Saturday, October 12, 2013

Mysteries of the Well House

Like most homes in rural Oregon, our water comes from a well.  There's municipal water in the city of Rogue River, but two miles out, you're on your own.

Oregon water law is similar to the Talmud, but more complicated.  Basically, all the water in the state belongs to the people.  You can use water from your well for household use and to irrigate a garden up to 1/2 acre, but acreage beyond that must be irrigated with surface water.  We can pump water from the creek for this -- if we pay $330 a year for the privilege and if our "water rights" to the creek are still valid.

The Roguefarm well house encloses our well and water processing stuff.  Originally, it had its own electric meter, but is now powered by underground cable from the house.  Water from the well house goes through pipe to the house and also feeds irrigation water to hoses and sprinklers.

Inside the well house.  The well itself is to the left.  Since Jack & Jill were not available, the builders used an electric pump to deliver the well water.  The pump is actually at the bottom of the 65-foot-deep well and
runs on 220V power.  The tall blue tank is the "pressure tank," the one wrapped in insulation is the water softener and the squat blue container is the "brine tank."

This diagram shows how the water system works.  Water from the well is sent out to irrigation use untreated.  The pressure tank stores water so the pump doesn't need to start every time you turn on a faucet.  When the pressure starts to drop, the pressure switch turns on the pump to refill the tank.

In the water softener, minerals dissolved in the well water are replaced (I think) with salt.  The controller monitors how much water we use and periodically cleans the beads inside the tank by flushing water through it backwards.  It recharges the beads by dosing them with brine, which is stored in the brine tank (duh) along with salt granules.

In the house, softened water from the well house is used for everything except drinking.  To provide better-tasting drinking (and cooking) water, a multi-stage filter removes sediment and minerals.  The heart of it is a "reverse osmosis" filter.  It uses water pressure to force water through tiny pores in a filter through which minerals cannot pass.  The bargain you make with the Devil in R/O systems is that they waste a gallon or more of water for every gallon they process, mostly to flush out the filter membrane.  The R/O system can purify about 50 gallons of water a day, but it takes 24 hours to do that much.  A small storage tank lets us use up to 3 gallons of drinking water at once, then refills from the R/O filters.

Today's project was winterizing the well house.  Since water expands when it freezes, frozen water will crack pipes.

This "before" picture shows the pipes that connect, among other things, the well, pressure switch and pressure tank.  Some of the pipe is iron, some is plastic.

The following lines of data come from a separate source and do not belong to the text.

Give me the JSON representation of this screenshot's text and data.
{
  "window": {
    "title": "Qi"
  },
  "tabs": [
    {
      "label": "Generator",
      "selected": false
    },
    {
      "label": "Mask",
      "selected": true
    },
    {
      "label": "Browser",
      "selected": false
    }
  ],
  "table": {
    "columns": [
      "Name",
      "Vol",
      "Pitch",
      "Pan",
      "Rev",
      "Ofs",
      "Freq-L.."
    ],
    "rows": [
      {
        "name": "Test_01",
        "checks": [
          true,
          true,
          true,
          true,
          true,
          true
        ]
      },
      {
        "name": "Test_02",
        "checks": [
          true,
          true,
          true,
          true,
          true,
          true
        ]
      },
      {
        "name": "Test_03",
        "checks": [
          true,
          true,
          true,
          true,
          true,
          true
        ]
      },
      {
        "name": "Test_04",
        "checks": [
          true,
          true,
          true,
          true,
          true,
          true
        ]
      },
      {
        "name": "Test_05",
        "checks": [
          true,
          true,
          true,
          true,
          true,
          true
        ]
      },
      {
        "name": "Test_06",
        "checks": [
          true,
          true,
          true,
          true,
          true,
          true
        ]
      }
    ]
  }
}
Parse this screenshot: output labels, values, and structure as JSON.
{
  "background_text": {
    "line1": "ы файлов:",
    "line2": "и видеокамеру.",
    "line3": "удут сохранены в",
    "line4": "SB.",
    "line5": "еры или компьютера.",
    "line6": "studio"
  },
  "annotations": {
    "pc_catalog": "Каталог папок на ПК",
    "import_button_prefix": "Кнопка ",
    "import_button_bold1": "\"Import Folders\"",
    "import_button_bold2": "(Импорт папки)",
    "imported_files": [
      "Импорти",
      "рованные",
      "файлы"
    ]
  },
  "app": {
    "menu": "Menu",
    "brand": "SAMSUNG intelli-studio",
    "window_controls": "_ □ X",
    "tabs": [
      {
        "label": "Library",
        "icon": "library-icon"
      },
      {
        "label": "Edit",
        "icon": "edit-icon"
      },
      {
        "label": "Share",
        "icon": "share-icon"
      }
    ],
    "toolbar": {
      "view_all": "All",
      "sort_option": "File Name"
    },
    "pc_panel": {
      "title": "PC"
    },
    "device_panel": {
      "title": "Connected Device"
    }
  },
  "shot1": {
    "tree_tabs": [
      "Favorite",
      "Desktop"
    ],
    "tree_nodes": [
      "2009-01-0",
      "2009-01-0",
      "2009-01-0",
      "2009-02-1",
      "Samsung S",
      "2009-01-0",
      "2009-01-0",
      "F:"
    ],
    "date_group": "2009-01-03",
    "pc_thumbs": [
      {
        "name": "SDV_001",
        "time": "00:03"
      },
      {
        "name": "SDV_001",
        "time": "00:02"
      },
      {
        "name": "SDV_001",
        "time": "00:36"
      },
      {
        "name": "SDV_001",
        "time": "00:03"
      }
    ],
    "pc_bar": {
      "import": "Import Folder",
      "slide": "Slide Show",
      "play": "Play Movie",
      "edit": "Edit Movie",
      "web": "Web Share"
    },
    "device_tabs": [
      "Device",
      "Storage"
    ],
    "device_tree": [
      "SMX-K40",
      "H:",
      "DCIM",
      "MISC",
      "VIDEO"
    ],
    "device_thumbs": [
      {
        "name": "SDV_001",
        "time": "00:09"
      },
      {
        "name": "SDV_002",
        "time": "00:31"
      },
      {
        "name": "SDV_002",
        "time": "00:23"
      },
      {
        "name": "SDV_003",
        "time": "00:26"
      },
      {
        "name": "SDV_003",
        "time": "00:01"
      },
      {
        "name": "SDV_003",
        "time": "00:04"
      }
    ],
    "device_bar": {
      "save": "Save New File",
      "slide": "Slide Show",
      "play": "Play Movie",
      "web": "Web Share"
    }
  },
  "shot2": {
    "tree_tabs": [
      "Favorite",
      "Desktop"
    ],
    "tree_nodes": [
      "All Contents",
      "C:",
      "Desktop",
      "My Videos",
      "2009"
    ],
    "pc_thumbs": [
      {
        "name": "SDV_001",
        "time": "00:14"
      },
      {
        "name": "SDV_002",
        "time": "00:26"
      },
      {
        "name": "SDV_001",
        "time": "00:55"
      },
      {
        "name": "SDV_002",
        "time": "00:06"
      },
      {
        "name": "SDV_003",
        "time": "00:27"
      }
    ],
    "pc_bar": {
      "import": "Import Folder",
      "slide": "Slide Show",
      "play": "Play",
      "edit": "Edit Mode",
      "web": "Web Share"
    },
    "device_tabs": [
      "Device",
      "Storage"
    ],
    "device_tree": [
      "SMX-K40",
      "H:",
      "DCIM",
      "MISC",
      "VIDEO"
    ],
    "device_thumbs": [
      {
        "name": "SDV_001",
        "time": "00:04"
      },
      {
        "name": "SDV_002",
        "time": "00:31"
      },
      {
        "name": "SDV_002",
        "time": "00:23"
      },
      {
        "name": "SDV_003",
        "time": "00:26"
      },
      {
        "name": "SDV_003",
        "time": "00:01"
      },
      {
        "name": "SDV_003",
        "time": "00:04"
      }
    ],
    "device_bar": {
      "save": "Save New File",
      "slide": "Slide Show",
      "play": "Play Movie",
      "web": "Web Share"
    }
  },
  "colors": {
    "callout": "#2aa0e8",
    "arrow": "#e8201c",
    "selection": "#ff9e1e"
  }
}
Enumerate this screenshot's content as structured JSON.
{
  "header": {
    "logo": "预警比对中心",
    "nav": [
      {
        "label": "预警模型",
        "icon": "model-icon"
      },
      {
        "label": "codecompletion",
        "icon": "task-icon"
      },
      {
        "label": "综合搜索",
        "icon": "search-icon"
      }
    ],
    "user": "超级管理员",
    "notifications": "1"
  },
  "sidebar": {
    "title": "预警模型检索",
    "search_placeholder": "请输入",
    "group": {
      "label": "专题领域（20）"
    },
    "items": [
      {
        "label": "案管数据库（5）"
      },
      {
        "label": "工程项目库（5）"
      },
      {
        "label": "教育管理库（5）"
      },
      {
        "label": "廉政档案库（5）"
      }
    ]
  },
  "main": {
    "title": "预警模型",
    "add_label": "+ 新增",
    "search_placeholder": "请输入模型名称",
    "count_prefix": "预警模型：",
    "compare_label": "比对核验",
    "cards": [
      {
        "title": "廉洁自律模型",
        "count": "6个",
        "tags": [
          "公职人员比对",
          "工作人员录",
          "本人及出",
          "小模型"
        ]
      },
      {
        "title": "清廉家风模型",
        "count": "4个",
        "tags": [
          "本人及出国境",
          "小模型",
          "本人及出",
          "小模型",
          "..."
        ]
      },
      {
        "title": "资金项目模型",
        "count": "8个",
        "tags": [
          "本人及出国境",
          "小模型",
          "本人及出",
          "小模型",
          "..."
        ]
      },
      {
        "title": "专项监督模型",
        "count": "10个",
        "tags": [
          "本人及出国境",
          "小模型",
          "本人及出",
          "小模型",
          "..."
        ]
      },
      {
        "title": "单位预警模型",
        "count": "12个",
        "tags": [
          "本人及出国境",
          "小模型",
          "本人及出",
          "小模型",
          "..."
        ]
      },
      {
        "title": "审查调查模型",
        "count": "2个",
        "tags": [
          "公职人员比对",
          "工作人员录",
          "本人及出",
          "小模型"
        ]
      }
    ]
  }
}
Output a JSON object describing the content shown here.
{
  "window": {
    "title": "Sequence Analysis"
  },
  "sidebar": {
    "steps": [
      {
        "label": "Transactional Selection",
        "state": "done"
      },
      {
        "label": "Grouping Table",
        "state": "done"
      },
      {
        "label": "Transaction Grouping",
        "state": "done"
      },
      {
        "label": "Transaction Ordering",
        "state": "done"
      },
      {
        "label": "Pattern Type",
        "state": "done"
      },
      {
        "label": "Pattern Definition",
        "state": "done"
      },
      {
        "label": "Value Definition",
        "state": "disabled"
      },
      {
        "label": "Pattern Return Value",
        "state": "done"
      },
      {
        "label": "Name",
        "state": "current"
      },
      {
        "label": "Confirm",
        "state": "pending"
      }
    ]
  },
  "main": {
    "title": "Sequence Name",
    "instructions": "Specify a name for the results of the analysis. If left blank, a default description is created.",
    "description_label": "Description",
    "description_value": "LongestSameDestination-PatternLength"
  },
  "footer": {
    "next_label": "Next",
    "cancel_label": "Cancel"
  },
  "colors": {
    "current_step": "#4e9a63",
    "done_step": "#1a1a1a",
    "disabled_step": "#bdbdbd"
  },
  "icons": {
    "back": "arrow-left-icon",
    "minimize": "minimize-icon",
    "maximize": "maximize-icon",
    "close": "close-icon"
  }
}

To keep pipes from freezing, I use "heat tape," which looks like an extension cord, but is made of resistance wire that heats up when electricity flows through it.  A thermostat ensures that the heat tape only comes on when the temperature falls to near freezing.

The other part of prevention is foam insulation around pipes.  This keeps the heat tape close to the pipe and insulates it from cold air.

In this "after" picture, you can see the insulation installed over the pipes.  I've also put a couple of wraps of heat tape around the tanks, too, so they won't freeze...I hope.

Water and electricity may not mix, but at Roguefarm there's a lot of electricity involved in water.  When the previous owner installed underground wiring from the house, he did so in a way that brought in 220V for the well pump, but not 110V for other uses in the well house.  (You may recognize this as wiring with two hot leads and a ground, but not a neutral wire).

To deal with this, I added a new breaker box (the gray one to the left of the picture, with a 30A 220V breaker that feeds the well pump.  It also feeds a step-down transformer (above) that produces up to 1500 watts of 110V power from the 220V source.  The output of the transformer is monitored by the little "Watt-miser" thing, and is then used to supply the water softener controller, heat tape, irrigation controller (the brown thing) and anything else in the well house that needs 110V power.

As noted, the water softener cleans itself with brine, which it makes from water and salt.  The three pellets in the picture show the kind of salt it uses.  The bag holds 40 pounds and costs around $6.  When the brine tank runs low on salt, I dump in another bag.

Under the kitchen sink in the main house is the R/O system.  The five filters last six months in some cases and a year in others.  The R/O filter itself (which is expensive) seldom needs replacement.

A coward by nature, I hired a local plumber to install the R/O system.  That's why it doesn't leak as it would if I had done it myself.

1 comment:

  1. Photographs found on your web site regardless of whether generating fascination speedily a bit of volume submits. Pleasing way of long lasting potential, I shall be book-marking back then turn into your current floor conclude comes up " way up ". 2 2 hp deep well submersible pump